From this interview, I took the different stories I heard and transformed them into the poetic Lyrical Essay, filled with imagery of darkness, cloudy skies, never-ending journeys, and light. Click on the thumbnail to read it if you like.
In the end, I still don’t feel comfortable clinging to religion, but I understand why so many people rely on religion to endure their struggles. When life is an endless slog of never-ending roads and the future looks dim, religion helps you to keep enduring and holding out, it keeps you kind, forgiving, and trusting, even if you feel like you don’t have anything else to give.
The Diptych was inspired by the Lyrical Essay. Picking a quote from the Lyrical Essay, students would think of scenarios portraying the quote, such as a scene of one person looking up at the sky in a crowd of blurry passing people for a quote about self-awareness. Then students would take their scenarios and search for them in the streets, secretly taking photos of people, buildings, animals, and objects to find that perfect photograph. Street photography was a major focus for this project, finding those candid moments in everyday life of someone’s reaction or action. Street photography though can be terrifying to do (not too many people like being photographed), so it was a harder project for others (like me) to take care of. In the end, settling is the best thing to do. Below is the Diptych!
Here's the diptych
Click the thumbnail to see my fake newspaper!

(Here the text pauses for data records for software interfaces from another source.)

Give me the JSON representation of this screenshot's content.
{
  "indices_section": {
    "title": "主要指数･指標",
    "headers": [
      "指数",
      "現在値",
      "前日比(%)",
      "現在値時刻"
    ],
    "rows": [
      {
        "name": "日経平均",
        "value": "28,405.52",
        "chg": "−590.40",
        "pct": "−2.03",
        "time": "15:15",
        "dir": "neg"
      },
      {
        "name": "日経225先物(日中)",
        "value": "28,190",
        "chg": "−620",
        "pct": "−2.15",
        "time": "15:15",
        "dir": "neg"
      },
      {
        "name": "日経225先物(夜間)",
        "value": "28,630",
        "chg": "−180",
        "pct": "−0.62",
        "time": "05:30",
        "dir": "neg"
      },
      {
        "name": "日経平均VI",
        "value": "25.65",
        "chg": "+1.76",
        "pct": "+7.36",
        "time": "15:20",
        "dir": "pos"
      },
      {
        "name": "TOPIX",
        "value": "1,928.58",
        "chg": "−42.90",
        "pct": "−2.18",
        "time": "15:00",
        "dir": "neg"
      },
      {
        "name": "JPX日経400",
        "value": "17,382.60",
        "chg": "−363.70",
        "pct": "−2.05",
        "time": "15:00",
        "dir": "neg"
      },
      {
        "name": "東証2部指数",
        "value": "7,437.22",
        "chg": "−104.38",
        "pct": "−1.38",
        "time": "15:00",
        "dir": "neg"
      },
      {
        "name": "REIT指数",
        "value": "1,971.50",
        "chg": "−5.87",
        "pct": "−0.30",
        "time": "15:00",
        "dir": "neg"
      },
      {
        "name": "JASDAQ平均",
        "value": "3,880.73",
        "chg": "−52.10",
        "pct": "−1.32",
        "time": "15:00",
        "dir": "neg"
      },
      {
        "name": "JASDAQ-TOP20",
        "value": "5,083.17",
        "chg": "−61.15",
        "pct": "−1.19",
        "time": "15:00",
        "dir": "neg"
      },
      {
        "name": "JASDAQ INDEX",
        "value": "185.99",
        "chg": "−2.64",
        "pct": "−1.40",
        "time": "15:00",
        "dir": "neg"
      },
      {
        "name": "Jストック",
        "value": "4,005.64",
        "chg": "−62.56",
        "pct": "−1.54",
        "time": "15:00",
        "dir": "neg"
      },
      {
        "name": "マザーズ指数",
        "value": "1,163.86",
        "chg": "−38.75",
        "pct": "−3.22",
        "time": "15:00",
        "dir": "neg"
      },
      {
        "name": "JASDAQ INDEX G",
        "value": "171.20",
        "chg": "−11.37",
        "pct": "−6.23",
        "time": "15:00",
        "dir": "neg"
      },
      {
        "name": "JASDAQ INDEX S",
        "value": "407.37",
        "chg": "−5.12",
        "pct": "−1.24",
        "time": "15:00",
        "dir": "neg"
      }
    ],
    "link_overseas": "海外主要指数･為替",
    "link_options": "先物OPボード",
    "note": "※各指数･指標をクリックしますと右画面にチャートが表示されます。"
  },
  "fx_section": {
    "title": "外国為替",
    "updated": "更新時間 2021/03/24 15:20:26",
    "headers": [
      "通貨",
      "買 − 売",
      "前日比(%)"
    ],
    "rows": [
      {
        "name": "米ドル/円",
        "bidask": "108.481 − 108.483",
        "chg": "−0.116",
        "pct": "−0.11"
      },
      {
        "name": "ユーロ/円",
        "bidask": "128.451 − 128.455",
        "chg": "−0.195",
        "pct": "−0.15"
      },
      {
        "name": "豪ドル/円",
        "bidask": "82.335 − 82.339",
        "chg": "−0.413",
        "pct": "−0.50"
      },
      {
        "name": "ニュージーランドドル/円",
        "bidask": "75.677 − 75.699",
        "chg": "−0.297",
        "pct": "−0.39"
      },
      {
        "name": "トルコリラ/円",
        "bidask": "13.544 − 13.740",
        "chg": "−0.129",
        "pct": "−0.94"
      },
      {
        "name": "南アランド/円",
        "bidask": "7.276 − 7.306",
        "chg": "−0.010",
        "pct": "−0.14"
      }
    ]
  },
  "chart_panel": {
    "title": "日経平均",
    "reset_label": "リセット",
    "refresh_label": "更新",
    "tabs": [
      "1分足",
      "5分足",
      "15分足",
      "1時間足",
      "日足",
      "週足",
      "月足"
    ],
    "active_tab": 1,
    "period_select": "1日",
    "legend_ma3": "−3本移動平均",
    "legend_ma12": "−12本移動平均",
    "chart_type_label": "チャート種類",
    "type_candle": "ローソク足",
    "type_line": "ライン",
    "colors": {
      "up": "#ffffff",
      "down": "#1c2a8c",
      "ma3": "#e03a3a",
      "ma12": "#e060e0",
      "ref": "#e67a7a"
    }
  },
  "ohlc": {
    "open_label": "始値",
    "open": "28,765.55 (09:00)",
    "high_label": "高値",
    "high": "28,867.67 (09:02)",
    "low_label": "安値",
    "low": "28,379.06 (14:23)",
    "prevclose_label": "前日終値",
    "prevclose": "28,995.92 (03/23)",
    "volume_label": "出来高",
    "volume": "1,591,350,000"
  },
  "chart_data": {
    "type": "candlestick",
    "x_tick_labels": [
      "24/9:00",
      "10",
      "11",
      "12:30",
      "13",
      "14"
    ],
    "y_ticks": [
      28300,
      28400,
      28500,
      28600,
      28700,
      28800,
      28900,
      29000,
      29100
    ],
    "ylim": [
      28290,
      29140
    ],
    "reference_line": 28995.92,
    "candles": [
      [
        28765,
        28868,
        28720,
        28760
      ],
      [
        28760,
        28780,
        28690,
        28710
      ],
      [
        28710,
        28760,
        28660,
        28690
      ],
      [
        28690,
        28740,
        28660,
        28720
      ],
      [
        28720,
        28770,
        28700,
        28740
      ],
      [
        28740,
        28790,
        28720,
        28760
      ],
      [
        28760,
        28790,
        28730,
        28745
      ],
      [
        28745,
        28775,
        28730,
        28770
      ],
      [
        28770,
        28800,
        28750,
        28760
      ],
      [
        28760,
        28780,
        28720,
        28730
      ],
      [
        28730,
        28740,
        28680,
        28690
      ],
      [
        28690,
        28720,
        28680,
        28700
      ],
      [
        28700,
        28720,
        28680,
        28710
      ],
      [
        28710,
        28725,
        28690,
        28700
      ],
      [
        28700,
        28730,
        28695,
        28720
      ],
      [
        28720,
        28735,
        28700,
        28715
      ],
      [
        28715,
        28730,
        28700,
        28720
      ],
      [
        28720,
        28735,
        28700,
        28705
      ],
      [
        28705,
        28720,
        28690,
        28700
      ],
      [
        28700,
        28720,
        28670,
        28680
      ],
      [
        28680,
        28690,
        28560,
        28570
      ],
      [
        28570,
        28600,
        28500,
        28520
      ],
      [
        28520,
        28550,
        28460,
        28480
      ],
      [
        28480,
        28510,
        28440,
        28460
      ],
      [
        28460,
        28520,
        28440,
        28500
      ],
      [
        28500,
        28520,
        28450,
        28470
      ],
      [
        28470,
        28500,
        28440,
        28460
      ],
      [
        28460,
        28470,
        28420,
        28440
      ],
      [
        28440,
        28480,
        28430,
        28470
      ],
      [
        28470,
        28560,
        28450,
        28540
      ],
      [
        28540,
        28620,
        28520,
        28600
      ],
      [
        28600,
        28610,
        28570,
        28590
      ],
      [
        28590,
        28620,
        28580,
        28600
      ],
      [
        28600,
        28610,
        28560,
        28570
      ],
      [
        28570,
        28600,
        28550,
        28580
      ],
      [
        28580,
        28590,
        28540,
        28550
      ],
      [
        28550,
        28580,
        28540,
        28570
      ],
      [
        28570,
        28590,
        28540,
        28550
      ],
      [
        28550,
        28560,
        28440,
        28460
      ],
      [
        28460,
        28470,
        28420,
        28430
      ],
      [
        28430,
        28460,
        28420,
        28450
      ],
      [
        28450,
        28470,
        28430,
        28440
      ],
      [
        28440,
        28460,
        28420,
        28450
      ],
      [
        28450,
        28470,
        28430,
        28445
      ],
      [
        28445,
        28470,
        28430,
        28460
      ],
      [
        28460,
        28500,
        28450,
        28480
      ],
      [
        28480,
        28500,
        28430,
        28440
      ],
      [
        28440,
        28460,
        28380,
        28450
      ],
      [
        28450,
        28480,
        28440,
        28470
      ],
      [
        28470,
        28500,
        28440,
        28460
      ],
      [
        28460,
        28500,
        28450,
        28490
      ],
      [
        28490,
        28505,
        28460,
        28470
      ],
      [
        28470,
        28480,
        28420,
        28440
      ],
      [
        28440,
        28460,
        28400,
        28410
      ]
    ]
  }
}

After the Perspective Video, Digital Media students returned to AfterEffects to learn about 3D effects. Students learned how to create a realistic room, utilizing three dimensions (x, y and z). Then students moved onto using cameras, mimicking the movements of real-life cameras to fly through that previously-mentioned room. Finally students learned how to create atmosphere through lighting and shadow effects, such as from a swinging chandelier.
After these lessons, students embarked on their goal to turn their Cool Photo into a video. For my project I decided to create a fake newspaper article (which you can see by clicking on the thumbnail to the left) and pretend that my Cool Photo was that of a real ‘cryptid.’ The video turned the newspaper into a 3D object swinging it forward and tilting to to create interesting shadows with the lighting effects. I also used the camera to fly around and zoom into the article to highlight the headlines and photos. Below is a screenshot of the editing process in AfterEffects!
It was like coming home (let’s not confuse this with ‘homecoming’) working on this video, and it was interesting utilizing 3D effects. The 3D, lighting, and shadows added an air of mystery and the flying camera added a quick overview of the article. Below is my Cool Video.